#### Task instructions:
Look through the material that follows and show every line with the string "questions".

#### The data:
───

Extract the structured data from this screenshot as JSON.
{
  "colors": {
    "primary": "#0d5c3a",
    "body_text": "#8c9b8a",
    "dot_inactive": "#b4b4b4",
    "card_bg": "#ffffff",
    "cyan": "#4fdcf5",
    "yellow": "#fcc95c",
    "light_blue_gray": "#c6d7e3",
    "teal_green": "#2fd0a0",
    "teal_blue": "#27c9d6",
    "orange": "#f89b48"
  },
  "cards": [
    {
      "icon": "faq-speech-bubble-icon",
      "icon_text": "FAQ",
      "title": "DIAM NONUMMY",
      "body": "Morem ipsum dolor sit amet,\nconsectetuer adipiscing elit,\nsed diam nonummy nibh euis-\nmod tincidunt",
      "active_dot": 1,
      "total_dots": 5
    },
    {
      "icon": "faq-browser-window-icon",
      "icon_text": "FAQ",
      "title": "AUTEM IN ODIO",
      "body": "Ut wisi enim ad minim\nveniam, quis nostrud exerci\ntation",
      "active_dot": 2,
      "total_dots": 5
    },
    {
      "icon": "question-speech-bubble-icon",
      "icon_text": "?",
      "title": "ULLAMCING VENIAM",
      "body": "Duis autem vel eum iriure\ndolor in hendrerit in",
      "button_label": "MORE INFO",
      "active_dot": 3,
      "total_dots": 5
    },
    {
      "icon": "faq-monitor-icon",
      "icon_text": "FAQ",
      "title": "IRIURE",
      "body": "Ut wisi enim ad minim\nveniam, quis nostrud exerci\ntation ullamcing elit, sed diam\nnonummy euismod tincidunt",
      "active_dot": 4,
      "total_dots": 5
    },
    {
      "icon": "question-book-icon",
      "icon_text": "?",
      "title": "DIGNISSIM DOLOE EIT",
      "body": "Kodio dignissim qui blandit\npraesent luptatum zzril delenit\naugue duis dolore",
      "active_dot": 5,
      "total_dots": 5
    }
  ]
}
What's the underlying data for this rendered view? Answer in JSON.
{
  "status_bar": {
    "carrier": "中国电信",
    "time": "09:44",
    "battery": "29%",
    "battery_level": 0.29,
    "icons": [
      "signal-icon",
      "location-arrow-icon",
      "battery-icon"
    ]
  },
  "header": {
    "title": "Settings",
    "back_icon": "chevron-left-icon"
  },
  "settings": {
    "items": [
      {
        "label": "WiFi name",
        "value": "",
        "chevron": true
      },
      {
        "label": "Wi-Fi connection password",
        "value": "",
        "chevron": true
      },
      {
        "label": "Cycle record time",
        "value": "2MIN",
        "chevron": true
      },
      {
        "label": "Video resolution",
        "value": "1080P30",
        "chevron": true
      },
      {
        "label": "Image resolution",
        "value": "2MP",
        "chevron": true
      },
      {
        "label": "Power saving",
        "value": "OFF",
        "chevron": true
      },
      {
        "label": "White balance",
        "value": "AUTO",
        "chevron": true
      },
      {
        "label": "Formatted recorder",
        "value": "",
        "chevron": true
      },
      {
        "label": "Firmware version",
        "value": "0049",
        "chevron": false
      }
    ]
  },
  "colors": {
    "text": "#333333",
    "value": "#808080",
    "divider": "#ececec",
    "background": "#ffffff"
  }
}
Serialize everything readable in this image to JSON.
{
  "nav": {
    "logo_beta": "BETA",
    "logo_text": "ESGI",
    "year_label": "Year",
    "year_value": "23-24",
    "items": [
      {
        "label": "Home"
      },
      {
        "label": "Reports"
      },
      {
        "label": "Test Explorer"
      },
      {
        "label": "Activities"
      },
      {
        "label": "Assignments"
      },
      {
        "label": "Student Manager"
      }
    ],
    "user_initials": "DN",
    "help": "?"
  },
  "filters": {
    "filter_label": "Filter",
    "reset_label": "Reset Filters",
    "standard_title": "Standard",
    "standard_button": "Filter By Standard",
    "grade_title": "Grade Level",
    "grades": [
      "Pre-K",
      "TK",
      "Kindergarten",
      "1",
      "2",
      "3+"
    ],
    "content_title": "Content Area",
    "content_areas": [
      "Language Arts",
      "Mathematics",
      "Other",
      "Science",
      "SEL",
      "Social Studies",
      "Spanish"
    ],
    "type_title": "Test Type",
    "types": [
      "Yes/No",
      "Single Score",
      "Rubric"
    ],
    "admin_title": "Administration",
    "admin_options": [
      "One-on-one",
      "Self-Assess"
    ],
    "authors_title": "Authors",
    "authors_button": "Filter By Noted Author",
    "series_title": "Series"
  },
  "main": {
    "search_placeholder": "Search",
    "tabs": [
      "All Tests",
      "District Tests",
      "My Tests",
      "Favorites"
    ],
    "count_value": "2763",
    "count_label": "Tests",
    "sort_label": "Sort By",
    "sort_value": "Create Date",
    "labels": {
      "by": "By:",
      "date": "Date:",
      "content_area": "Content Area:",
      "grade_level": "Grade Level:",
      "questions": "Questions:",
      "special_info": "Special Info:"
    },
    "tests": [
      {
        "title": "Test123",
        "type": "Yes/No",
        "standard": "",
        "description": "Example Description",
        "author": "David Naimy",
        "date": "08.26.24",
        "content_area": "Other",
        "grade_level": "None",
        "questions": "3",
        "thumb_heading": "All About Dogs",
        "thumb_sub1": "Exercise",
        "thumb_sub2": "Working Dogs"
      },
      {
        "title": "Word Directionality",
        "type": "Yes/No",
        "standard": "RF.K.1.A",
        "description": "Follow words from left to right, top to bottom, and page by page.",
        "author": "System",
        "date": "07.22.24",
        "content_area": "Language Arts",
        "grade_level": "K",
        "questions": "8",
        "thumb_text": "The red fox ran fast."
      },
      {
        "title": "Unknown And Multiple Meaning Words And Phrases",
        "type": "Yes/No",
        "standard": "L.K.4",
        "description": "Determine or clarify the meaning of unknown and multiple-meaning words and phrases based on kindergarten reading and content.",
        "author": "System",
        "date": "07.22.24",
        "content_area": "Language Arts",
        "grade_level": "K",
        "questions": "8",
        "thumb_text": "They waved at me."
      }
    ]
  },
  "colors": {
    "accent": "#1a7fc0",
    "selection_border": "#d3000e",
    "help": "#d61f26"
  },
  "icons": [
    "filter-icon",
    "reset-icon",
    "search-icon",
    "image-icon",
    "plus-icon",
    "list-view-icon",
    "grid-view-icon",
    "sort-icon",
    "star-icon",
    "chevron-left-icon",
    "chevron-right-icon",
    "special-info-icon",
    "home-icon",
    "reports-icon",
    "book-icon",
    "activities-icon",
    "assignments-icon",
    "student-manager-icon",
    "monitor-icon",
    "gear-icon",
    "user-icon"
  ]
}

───

#### Result:
      "questions": "Questions:",
        "questions": "3",
        "questions": "8",
        "questions": "8",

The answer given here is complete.